Your objective - Each line containing the string "Wallet" should be copied out of the entries.

Supplied information -
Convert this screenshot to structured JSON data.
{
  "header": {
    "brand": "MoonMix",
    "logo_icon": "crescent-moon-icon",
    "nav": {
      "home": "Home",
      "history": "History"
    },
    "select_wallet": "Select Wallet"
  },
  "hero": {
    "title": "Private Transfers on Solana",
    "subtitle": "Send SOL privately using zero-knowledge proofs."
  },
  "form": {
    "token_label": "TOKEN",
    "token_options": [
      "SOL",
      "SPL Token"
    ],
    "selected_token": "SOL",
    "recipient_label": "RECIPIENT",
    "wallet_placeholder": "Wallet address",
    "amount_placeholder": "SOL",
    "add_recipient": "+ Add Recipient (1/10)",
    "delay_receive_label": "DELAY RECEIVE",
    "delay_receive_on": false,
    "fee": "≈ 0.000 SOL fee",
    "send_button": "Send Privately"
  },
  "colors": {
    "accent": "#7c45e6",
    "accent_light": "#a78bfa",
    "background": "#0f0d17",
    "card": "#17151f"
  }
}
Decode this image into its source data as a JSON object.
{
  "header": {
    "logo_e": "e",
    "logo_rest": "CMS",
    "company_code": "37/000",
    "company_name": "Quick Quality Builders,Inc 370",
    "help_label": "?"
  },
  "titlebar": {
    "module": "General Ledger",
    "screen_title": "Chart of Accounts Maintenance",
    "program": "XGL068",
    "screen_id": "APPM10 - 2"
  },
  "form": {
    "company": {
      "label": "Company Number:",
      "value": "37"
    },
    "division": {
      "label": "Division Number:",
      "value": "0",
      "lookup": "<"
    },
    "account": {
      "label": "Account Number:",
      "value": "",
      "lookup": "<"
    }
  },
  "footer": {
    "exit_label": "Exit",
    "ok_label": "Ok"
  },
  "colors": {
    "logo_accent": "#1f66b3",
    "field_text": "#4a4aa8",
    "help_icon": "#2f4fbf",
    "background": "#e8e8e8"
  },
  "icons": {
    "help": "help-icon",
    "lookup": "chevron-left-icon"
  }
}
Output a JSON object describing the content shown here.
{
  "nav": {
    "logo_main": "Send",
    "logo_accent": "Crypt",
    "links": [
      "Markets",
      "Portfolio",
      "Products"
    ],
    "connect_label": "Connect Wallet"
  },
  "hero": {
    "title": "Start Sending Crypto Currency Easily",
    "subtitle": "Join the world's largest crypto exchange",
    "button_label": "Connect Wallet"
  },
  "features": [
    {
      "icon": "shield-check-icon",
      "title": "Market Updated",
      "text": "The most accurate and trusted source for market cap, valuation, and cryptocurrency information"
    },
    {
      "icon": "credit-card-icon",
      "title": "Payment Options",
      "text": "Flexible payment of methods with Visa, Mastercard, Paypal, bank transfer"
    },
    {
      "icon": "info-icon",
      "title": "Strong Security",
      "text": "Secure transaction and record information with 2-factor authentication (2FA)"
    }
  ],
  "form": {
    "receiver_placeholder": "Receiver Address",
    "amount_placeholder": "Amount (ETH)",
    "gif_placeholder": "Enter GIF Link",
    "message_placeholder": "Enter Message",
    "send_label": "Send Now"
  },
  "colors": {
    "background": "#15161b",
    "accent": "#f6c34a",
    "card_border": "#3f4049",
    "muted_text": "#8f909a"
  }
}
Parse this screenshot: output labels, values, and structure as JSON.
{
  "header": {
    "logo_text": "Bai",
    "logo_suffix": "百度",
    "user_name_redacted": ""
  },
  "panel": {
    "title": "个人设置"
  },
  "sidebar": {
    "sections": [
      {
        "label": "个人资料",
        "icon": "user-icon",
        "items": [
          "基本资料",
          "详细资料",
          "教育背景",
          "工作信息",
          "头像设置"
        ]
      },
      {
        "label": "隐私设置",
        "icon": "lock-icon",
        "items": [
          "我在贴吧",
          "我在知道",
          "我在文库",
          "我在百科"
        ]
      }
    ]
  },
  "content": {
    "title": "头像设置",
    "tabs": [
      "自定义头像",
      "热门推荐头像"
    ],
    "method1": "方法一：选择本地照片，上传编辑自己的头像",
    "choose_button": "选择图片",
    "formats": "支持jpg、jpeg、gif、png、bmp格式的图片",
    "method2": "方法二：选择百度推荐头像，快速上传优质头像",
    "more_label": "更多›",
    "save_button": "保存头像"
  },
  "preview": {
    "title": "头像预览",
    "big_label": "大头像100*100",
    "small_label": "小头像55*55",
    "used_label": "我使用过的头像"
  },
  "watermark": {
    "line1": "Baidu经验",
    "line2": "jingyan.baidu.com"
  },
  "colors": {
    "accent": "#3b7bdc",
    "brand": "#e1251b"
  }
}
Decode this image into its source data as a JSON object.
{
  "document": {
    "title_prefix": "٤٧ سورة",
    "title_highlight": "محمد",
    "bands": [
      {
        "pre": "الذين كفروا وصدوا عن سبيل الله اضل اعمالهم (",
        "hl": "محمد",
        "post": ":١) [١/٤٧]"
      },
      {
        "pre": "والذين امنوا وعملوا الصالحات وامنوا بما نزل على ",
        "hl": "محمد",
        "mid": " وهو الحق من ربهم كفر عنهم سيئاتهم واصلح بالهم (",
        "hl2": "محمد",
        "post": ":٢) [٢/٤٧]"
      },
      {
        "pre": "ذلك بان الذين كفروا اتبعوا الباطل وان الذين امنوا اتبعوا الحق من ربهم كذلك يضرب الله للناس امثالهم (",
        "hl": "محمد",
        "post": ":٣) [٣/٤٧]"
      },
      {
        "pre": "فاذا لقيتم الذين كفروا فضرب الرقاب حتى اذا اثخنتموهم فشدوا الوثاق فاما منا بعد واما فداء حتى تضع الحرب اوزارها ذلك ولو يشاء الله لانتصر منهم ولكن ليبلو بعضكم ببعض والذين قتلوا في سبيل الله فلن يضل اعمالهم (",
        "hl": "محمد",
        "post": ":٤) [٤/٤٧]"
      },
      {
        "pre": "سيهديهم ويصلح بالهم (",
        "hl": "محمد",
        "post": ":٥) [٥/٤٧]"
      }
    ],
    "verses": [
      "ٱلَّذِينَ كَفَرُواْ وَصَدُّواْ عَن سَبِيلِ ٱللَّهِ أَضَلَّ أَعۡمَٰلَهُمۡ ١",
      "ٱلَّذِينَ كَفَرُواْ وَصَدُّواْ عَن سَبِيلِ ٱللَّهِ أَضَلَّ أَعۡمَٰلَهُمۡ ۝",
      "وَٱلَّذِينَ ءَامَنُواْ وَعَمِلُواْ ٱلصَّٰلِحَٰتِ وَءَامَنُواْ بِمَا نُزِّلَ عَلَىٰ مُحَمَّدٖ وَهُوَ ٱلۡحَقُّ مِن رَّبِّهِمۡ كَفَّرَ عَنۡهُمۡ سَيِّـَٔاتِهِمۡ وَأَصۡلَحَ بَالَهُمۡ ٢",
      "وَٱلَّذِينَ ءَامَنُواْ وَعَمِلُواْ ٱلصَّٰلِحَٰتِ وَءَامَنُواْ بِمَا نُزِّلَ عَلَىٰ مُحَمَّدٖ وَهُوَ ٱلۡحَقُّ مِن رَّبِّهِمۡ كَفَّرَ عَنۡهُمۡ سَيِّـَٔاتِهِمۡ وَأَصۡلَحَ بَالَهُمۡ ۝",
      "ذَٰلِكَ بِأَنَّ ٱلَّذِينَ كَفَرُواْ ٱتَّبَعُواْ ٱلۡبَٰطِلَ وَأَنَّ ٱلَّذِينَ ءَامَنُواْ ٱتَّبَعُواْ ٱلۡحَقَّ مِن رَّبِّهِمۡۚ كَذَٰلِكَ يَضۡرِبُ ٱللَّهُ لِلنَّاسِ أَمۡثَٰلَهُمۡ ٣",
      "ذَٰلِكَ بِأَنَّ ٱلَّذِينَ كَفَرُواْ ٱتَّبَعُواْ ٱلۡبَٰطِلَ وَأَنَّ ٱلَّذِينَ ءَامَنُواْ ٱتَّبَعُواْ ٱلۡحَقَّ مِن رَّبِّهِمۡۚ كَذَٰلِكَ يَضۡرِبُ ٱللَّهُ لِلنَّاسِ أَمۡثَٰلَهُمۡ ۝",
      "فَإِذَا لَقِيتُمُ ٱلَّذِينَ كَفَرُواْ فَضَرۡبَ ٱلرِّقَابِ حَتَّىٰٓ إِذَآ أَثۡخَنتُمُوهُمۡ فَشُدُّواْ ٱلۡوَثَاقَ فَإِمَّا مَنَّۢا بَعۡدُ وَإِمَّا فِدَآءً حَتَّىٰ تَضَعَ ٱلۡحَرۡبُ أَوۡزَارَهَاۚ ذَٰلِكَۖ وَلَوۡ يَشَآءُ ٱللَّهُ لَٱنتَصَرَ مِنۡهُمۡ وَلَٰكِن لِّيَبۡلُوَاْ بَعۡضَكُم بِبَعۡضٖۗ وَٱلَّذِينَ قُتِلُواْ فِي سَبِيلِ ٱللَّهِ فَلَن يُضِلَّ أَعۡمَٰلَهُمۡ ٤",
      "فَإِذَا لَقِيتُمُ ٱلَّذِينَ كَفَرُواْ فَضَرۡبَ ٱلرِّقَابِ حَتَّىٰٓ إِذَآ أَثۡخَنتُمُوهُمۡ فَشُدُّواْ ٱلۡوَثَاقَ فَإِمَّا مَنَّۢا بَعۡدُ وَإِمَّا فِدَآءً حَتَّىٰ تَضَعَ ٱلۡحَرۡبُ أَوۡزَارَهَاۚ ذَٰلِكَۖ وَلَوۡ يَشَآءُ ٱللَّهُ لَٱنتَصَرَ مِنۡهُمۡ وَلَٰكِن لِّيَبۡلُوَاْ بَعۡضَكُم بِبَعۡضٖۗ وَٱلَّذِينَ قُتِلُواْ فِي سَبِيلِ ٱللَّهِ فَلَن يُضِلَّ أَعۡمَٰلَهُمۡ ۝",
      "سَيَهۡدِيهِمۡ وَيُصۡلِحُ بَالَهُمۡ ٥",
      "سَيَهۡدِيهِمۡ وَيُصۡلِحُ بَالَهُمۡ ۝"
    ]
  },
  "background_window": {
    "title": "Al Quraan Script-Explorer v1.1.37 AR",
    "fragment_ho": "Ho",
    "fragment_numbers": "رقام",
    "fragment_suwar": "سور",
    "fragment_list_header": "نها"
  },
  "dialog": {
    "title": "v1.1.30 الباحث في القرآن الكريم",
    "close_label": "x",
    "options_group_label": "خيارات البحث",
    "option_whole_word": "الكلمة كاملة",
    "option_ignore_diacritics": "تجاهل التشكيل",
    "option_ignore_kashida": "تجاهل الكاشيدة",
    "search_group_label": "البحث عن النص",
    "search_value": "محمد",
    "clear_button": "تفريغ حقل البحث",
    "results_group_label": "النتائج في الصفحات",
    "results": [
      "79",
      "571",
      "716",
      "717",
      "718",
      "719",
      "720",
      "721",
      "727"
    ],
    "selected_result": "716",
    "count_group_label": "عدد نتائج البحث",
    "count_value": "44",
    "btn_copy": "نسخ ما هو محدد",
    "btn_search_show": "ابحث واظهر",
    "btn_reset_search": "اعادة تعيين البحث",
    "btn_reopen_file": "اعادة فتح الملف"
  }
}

Solution -
    "select_wallet": "Select Wallet"
    "wallet_placeholder": "Wallet address",
    "connect_label": "Connect Wallet"
    "button_label": "Connect Wallet"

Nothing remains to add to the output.